If you listen to conversations about online power — at least those supported by bloggers — strength centers on the individual voice. Yet, now that big money has arrived online, the solitary influential voice represents a role player in the Internet ecosystem.
Let’s use a metaphor to illustrate this point: Hollywood and its power structure of actors, directors and producers. Individual voices represent actors. Entities like budget-rich companies investing in online media, traditional media companies, publishing houses, and already successful individuals are the directors and producers.
This is not to demean individuals that have made a name for themselves online. Consistently excelling online as an influencer takes significant effort. There’s a reason why so many social media voices are obsessed with influence.
You can debate whether people garner attention or become noteworthy for achievements, but long-term success is not an accident. It’s the result of doing something right consistently over time.
Back to the metaphor… Everybody wants to work with the most successful actors (cough, stars [ugh]). We know this. Any blogger just needs to show you their in-box and the heaps of spam pitches they receive as proof points.
The dollars come from elsewhere. Money is power, and as they say in Washington, DC what creates real influence.
Don’t believe me? Just watch bloggers hustling for big deals with companies.
I watched this phenomena last week at SxSW (which in its zeal to grow has lost significant grassroots strength, becoming a modern COMDEX of interactive). For every “star” catered to by the big companies, there were scores of bloggers and online voices seeking to understand interactive and/or to become the next star. They wanted to meet power brokers, people that can underwrite and/or produce online activities.
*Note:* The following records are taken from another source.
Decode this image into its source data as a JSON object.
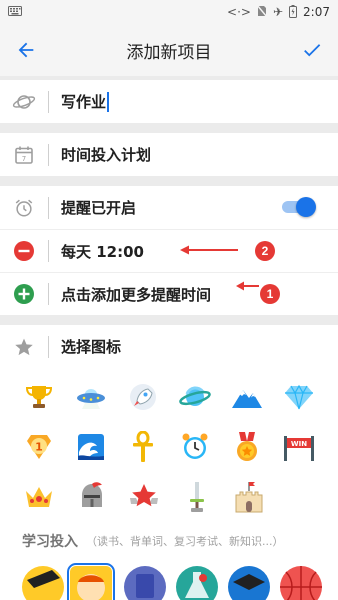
{
  "status_bar": {
    "left_icon": "keyboard-icon",
    "icons": [
      "link-icon",
      "no-sim-icon",
      "airplane-icon",
      "battery-icon"
    ],
    "time": "2:07"
  },
  "app_bar": {
    "back_icon": "arrow-back-icon",
    "title": "添加新项目",
    "confirm_icon": "check-icon",
    "accent": "#1a73e8"
  },
  "form": {
    "name_value": "写作业",
    "plan_label": "时间投入计划",
    "reminder_label": "提醒已开启",
    "reminder_on": true,
    "reminder_time": "每天 12:00",
    "add_reminder_label": "点击添加更多提醒时间",
    "choose_icon_label": "选择图标"
  },
  "annotations": {
    "badge1": "1",
    "badge2": "2",
    "color": "#e53935"
  },
  "icon_choices": [
    [
      "trophy-icon",
      "ufo-icon",
      "rocket-icon",
      "planet-icon",
      "mountain-icon",
      "diamond-icon"
    ],
    [
      "medal-1-icon",
      "wave-icon",
      "ankh-icon",
      "alarm-clock-icon",
      "medal-icon",
      "win-finish-icon"
    ],
    [
      "crown-icon",
      "knight-helmet-icon",
      "star-badge-icon",
      "sword-icon",
      "castle-icon"
    ]
  ],
  "category": {
    "title": "学习投入",
    "subtitle": "（读书、背单词、复习考试、新知识...）"
  }
}
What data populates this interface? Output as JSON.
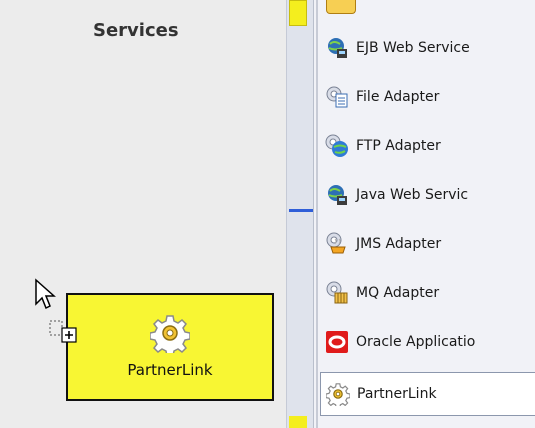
{
  "services_lane": {
    "title": "Services"
  },
  "partner_link_box": {
    "label": "PartnerLink",
    "icon": "gear-icon"
  },
  "palette": {
    "items": [
      {
        "label": "EJB Web Service",
        "icon": "ejb-web-service-icon"
      },
      {
        "label": "File Adapter",
        "icon": "file-adapter-icon"
      },
      {
        "label": "FTP Adapter",
        "icon": "ftp-adapter-icon"
      },
      {
        "label": "Java Web Servic",
        "icon": "java-web-service-icon"
      },
      {
        "label": "JMS Adapter",
        "icon": "jms-adapter-icon"
      },
      {
        "label": "MQ Adapter",
        "icon": "mq-adapter-icon"
      },
      {
        "label": "Oracle Applicatio",
        "icon": "oracle-applications-icon"
      },
      {
        "label": "PartnerLink",
        "icon": "partnerlink-icon",
        "selected": true
      }
    ]
  },
  "colors": {
    "lane_bg": "#ececec",
    "partner_box": "#f8f633",
    "palette_bg": "#f1f2f7",
    "oracle_red": "#e01b1b"
  }
}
Big influencers know what butters the bread. They need the directors and producers, too. They just benefit from more negotiation power.
Just to clarify, I do not believe size creates actual influence, I’m just acknowledging the industry term for online voices cultivated by companies.
Some folks become so successful that they become directors and producers in their own right. And that’s a pretty cool thing to watch, from Arianna Huffington to my friend Brian Clark at Copyblogger, these individual voices have built media companies in their own right.
Acting versus Directing
In the era of big money, independence holds value. Personally, I enjoy the fact that this blog is still ad free, independent, and not necessarily tied to anything other than my personal business.
That being said, while it’s nice to be an actor who gets gigs (so to speak), I prefer directing and producing. Acting offers limited potential.
Take xPotomac as an example. I enjoyed producing an event with a theme that had larger impact than an individual speech.
Granted I also spoke with Patrick Ashamalla, pulling a Tarantino or Hitchcock appearing in his own film… But we spoke because we couldn’t find anyone locally who would talk about Google Glass (and Google declined).
Directing and producing is one of the primary reasons I enjoy my work with Razoo and now currently with Vocus with events like the Demand Success conference. You could say that I direct(ed) online and traditional media efforts on their behalf. I am able to deploy larger initiatives, efforts that I could not engage in alone.
Sure, there’s still value in being an individual voice. For me, one of the greatest value points is the ability to parlay that attention into larger directing and producing roles.
Directing and producing offer a corresponding level of satisfaction that comes with a big hit online. Those efforts seem to have grander scale. Watching a singular initiative roll out that positively impacts hundreds, thousands or more people is just awesome. Seeing the actors enjoy the gravy is also satisfying for without them the stage would be lifeless.
What do you think of today’s online power dynamic?